(Records contained in a dataset)
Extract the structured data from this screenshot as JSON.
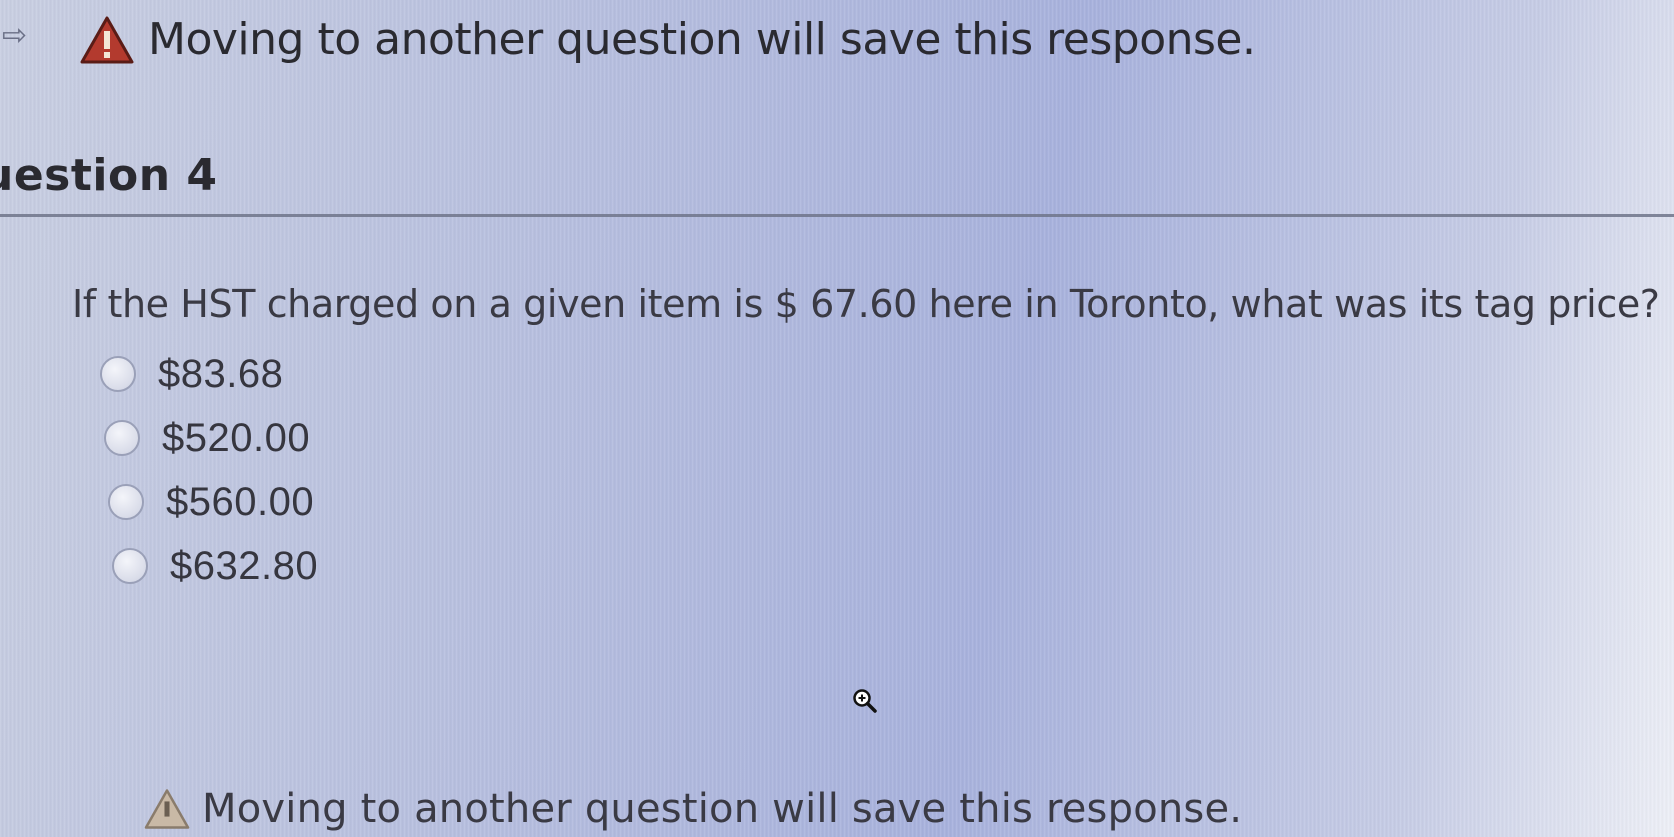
{
  "banner": {
    "warning_text": "Moving to another question will save this response.",
    "icon": "warning-triangle-icon"
  },
  "question": {
    "title": "uestion 4",
    "text": "If the HST charged on a given item is $ 67.60 here in Toronto, what was its tag price?",
    "options": [
      {
        "label": "$83.68"
      },
      {
        "label": "$520.00"
      },
      {
        "label": "$560.00"
      },
      {
        "label": "$632.80"
      }
    ]
  },
  "footer": {
    "warning_text": "Moving to another question will save this response.",
    "icon": "warning-triangle-icon"
  },
  "colors": {
    "warning_red": "#b33a2e",
    "text": "#2a2a30"
  }
}
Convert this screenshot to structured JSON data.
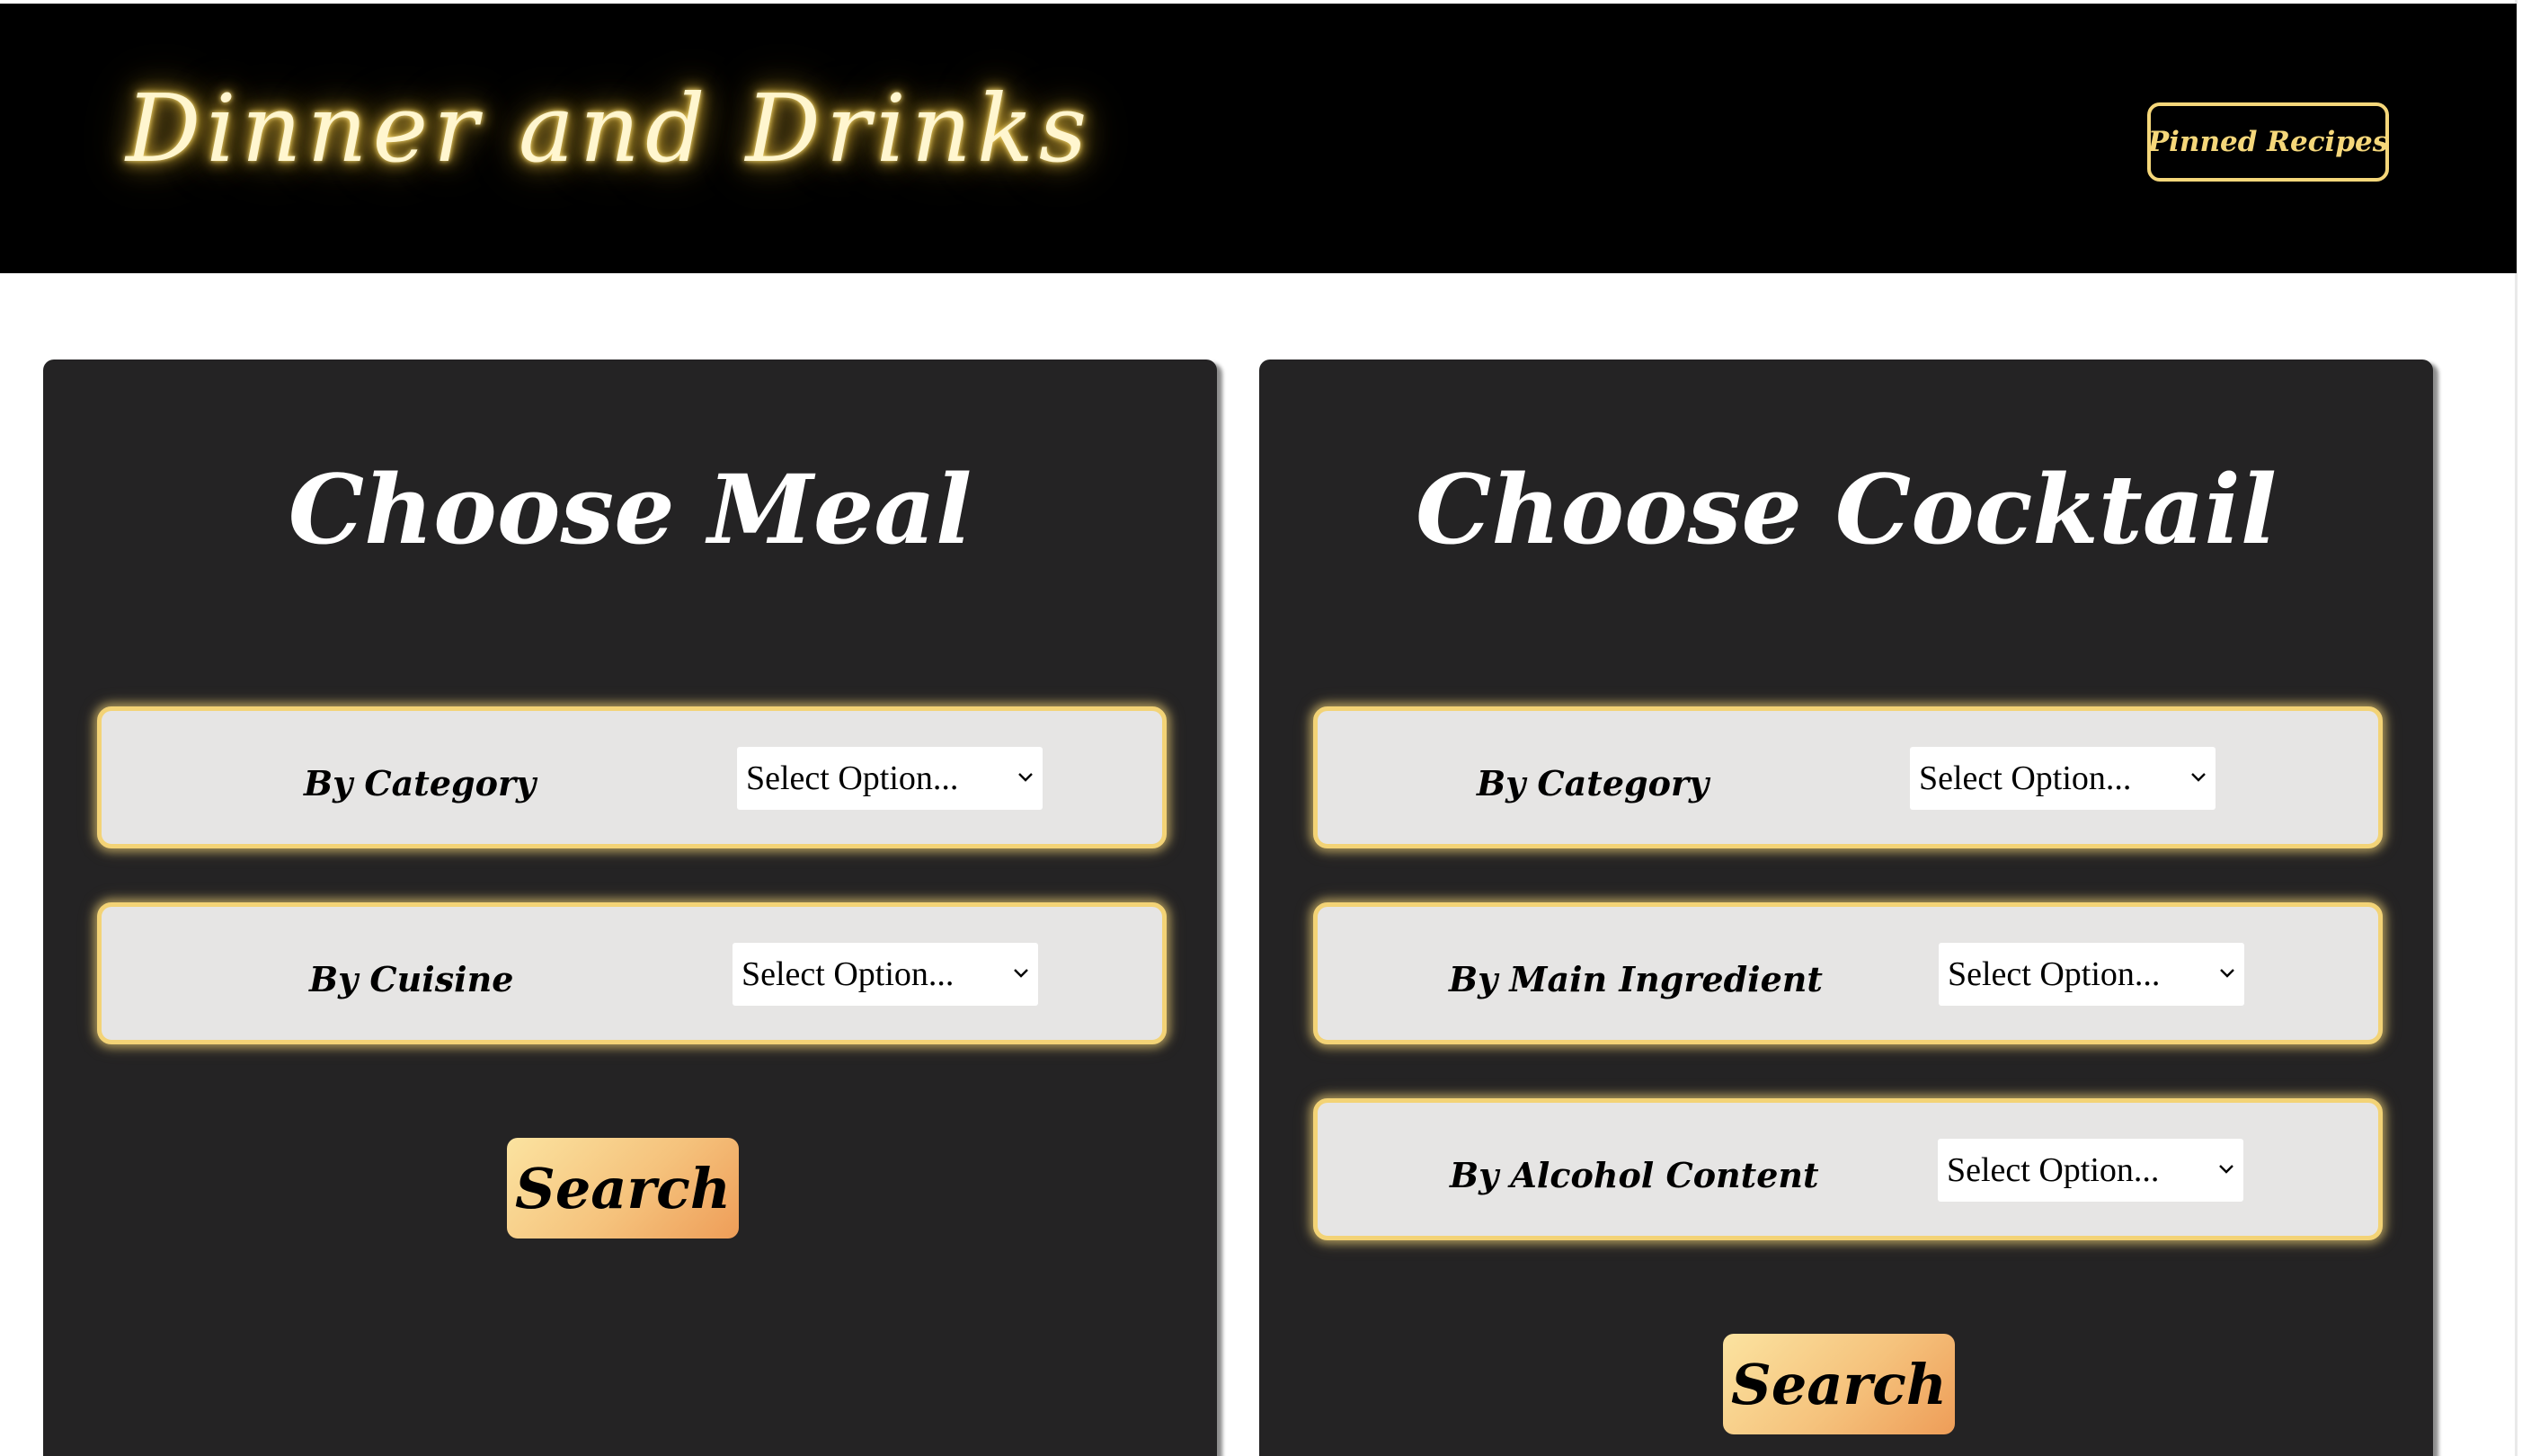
{
  "header": {
    "logo_text": "Dinner and Drinks",
    "pinned_label": "Pinned Recipes"
  },
  "meal": {
    "title": "Choose Meal",
    "filters": [
      {
        "label": "By Category",
        "value": "Select Option..."
      },
      {
        "label": "By Cuisine",
        "value": "Select Option..."
      }
    ],
    "search_label": "Search"
  },
  "cocktail": {
    "title": "Choose Cocktail",
    "filters": [
      {
        "label": "By Category",
        "value": "Select Option..."
      },
      {
        "label": "By Main Ingredient",
        "value": "Select Option..."
      },
      {
        "label": "By Alcohol Content",
        "value": "Select Option..."
      }
    ],
    "search_label": "Search"
  },
  "icons": {
    "dropdown": "chevron-down-icon"
  },
  "colors": {
    "header_bg": "#000000",
    "accent_gold": "#f5d77a",
    "panel_bg": "#242324",
    "filter_bg": "#e6e5e4",
    "button_gradient_start": "#fbe3a0",
    "button_gradient_end": "#ee9d58"
  }
}
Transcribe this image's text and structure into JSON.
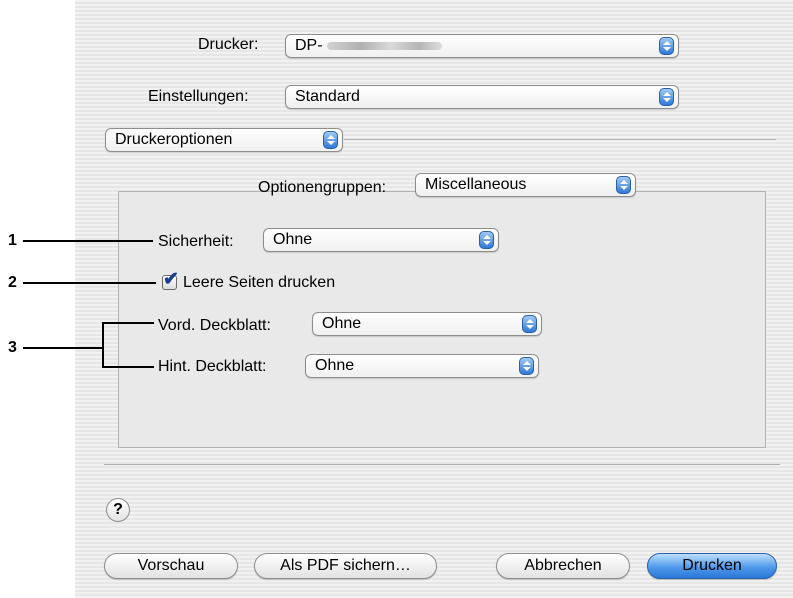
{
  "printer": {
    "label": "Drucker:",
    "value_prefix": "DP-"
  },
  "presets": {
    "label": "Einstellungen:",
    "value": "Standard"
  },
  "panel_menu": {
    "value": "Druckeroptionen"
  },
  "option_groups": {
    "label": "Optionengruppen:",
    "value": "Miscellaneous"
  },
  "security": {
    "label": "Sicherheit:",
    "value": "Ohne"
  },
  "blank_pages": {
    "label": "Leere Seiten drucken",
    "checked": true
  },
  "front_cover": {
    "label": "Vord. Deckblatt:",
    "value": "Ohne"
  },
  "back_cover": {
    "label": "Hint. Deckblatt:",
    "value": "Ohne"
  },
  "help": {
    "symbol": "?"
  },
  "buttons": {
    "preview": "Vorschau",
    "save_pdf": "Als PDF sichern…",
    "cancel": "Abbrechen",
    "print": "Drucken"
  },
  "callouts": [
    "1",
    "2",
    "3"
  ],
  "colors": {
    "accent": "#2f77d6",
    "dialog_bg": "#ececec"
  }
}
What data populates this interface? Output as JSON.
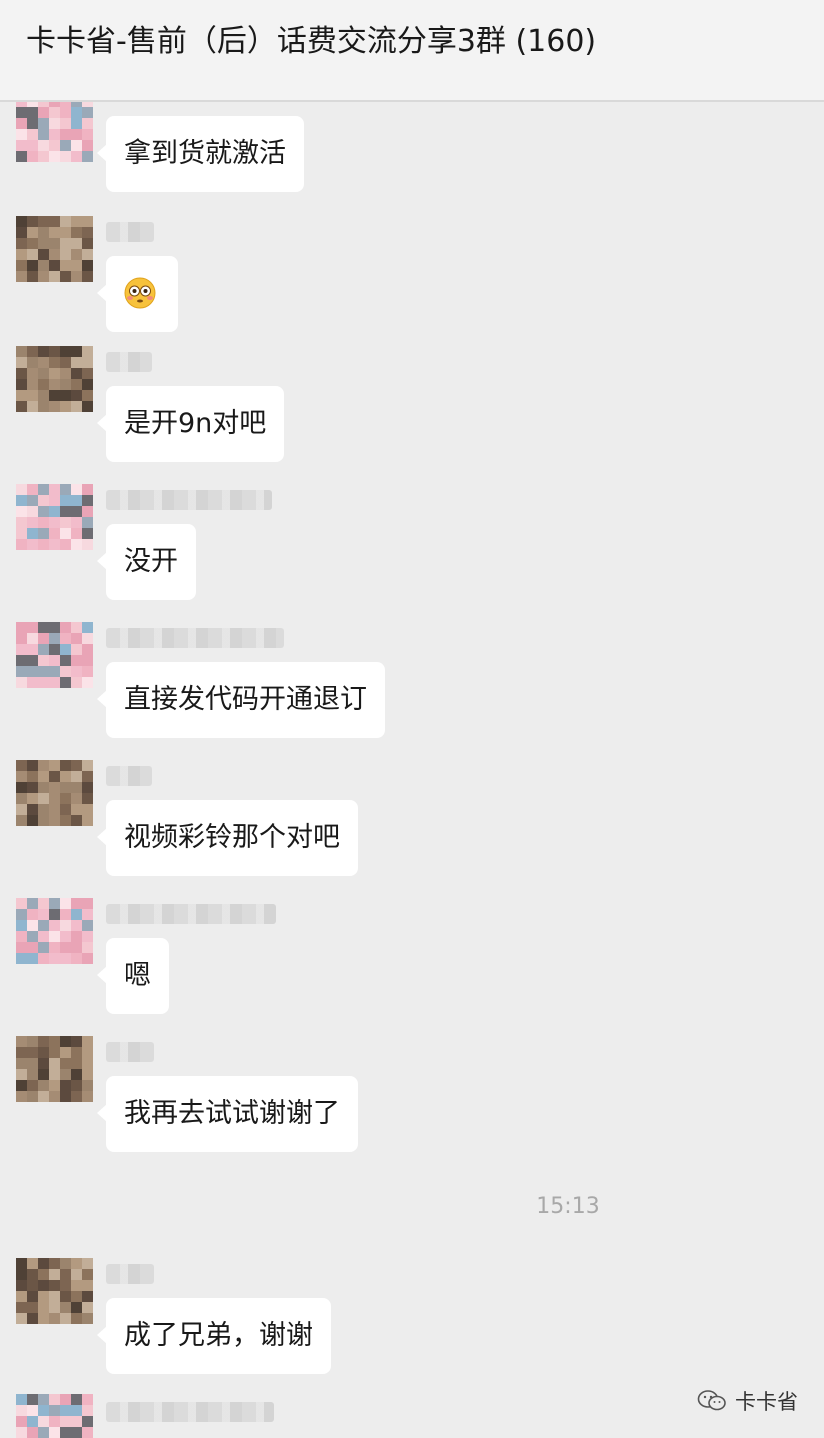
{
  "header": {
    "title": "卡卡省-售前（后）话费交流分享3群 (160)"
  },
  "messages": [
    {
      "text": "拿到货就激活",
      "avatar": "pink"
    },
    {
      "text": "",
      "emoji": "flushed-face-emoji",
      "avatar": "brown"
    },
    {
      "text": "是开9n对吧",
      "avatar": "brown"
    },
    {
      "text": "没开",
      "avatar": "pink"
    },
    {
      "text": "直接发代码开通退订",
      "avatar": "pink"
    },
    {
      "text": "视频彩铃那个对吧",
      "avatar": "brown"
    },
    {
      "text": "嗯",
      "avatar": "pink"
    },
    {
      "text": "我再去试试谢谢了",
      "avatar": "brown"
    },
    {
      "text": "成了兄弟，谢谢",
      "avatar": "brown"
    },
    {
      "text": "",
      "avatar": "pink"
    }
  ],
  "timestamp": "15:13",
  "watermark": {
    "icon": "wechat-official-account-icon",
    "label": "卡卡省"
  },
  "colors": {
    "background": "#ededed",
    "bubble": "#ffffff",
    "header": "#f3f3f3",
    "timestamp": "#a8a8a8"
  }
}
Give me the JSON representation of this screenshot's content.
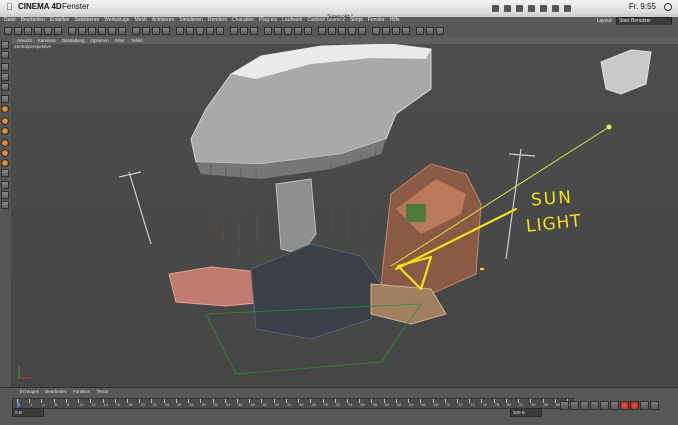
{
  "os_menubar": {
    "app_name": "CINEMA 4D",
    "menu": "Fenster",
    "clock": "Fr. 9:55"
  },
  "window": {
    "title": "Super.c4d *"
  },
  "app_menu": {
    "items": [
      "Datei",
      "Bearbeiten",
      "Erstellen",
      "Selektieren",
      "Werkzeuge",
      "Mesh",
      "Animieren",
      "Simulieren",
      "Rendern",
      "Charakter",
      "Plug-ins",
      "Laufwerk",
      "Cartoon Scene 2",
      "Skript",
      "Fenster",
      "Hilfe"
    ],
    "layout_label": "Layout:",
    "layout_value": "Start Benutzer"
  },
  "viewport": {
    "menu": [
      "Ansicht",
      "Kameras",
      "Darstellung",
      "Optionen",
      "Filter",
      "Tafeln"
    ],
    "title": "Zentralperspektive",
    "annotation_line1": "SUN",
    "annotation_line2": "LIGHT"
  },
  "timeline": {
    "tabs": [
      "Erzeugen",
      "Bearbeiten",
      "Funktion",
      "Textur"
    ],
    "ticks": [
      "0",
      "2",
      "4",
      "6",
      "8",
      "10",
      "12",
      "14",
      "16",
      "18",
      "20",
      "22",
      "24",
      "26",
      "28",
      "30",
      "32",
      "34",
      "36",
      "38",
      "40",
      "42",
      "44",
      "46",
      "48",
      "50",
      "52",
      "54",
      "56",
      "58",
      "60",
      "62",
      "64",
      "66",
      "68",
      "70",
      "72",
      "74",
      "76",
      "78",
      "80",
      "82",
      "84",
      "86",
      "88",
      "90"
    ],
    "start_frame": "0 B",
    "end_frame": "100 B"
  },
  "colors": {
    "annotation": "#f2e11a",
    "playhead": "#2e7bd2",
    "record": "#e83a2a"
  }
}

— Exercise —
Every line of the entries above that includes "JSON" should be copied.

— Solution to the exercise —
Extract the structured data from this screenshot as JSON.
Convert this screenshot to structured JSON data.
Transcribe this image's text and structure into JSON.
What data populates this interface? Output as JSON.
Give me the JSON representation of this screenshot's content.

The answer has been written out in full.